SMP is supported by using OS threads. All connections are executed in one thread, queries are not using multiple CPUs

N/A

Multithread listener, but execute queries one at a time

Load Balancing

Select queries are distributed among the master and slave servers in random manner. Other queries are executed on master and replicated to slaves

MySQL clusters - handle transactions in a round robin manner

N/A

N/A

Replication

Slony1 replication solution, not core

Master-Slave replication and Chained replication

N/A

N/A

Online Backup

Write-ahead log and PostgreSQL point-in-time recovery, also Hot Standby System

Online Backup with Mysqldump, InnoDB Hot Backup (commercial add-on), MySQL Clusters commited log

Yes - Online backup utility

Yes - backup manually data files and redo logs

Cluster

PGCluster

in-memory, shared-nothing, replicatied to 4 replicas.
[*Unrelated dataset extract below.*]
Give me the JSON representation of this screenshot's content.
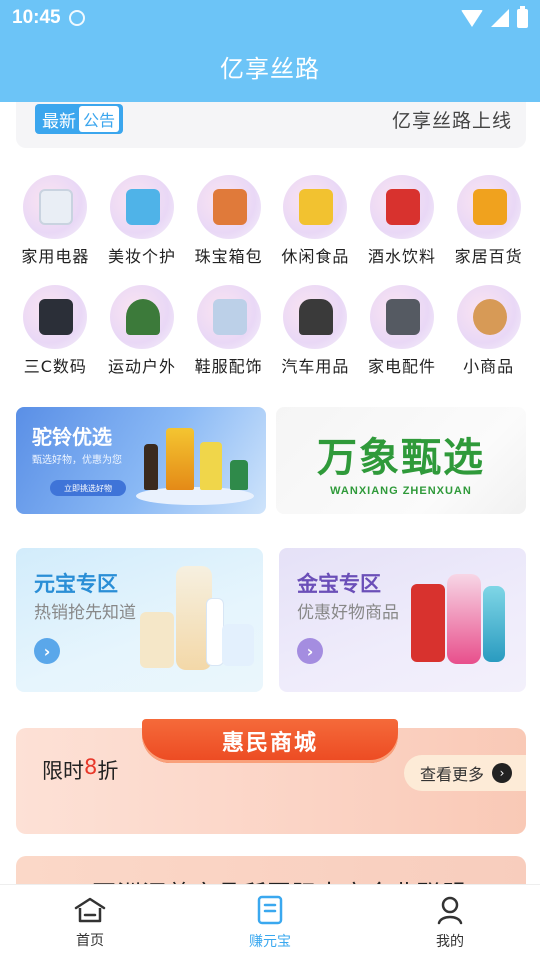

If 1 node fails, currenct transaction fails even all other nodes survive

N/A

N/A

Ease of Embedding in Java-based Application

Needs a lot of customizations

Can use MySQL Embedded

Almost no customization requires

Almost no customization requires

History of Derby from Wikipedia
Apache Derby originated at Cloudscape Inc, an Oakland, California start-up founded in 1996 to develop Java database technology. The first release of the database engine, then called JBMS, was in 1997. Subsequently the product was renamed Cloudscape and releases were made about every six months.

In 1999 Informix Software, Inc., acquired Cloudscape, Inc. In 2001 IBM acquired the database assets of Informix Software, including Cloudscape. The database engine was re-branded to IBM Cloudscape and releases continued, mainly focusing on embedded use with IBM's Java products and middleware.

In August 2004 IBM contributed the code to the Apache Software Foundation as Derby, an incubator project sponsored by the Apache DB project. In July 2005 the Derby project graduated from the Apache incubator and is now being developed as a sub-project of the DB Top Level Project at Apache. Prior to Derby's graduation from incubation, Sun joined the Derby project with an intent to use Derby as a component in their own products, and with the release of Java 6 in December 2006, Sun started packaging Derby in the JDK branded as Java DB.

In March 2007 IBM announced that they would withdraw marketing and support for the Cloudscape product, but would continue to contribute to the Apache Derby project.

Conclusion
My own findings and choice of preferences:
1) Derby
2) MySQL
3) HSQLDB
4) PostgreSQL
If Java is the programming language of choice for PRP, then Derby should be the most suitable choice from my opinion since it has already been included in JDK 6 as Java DB and it qualifies most of the selection criteria.

  • No labels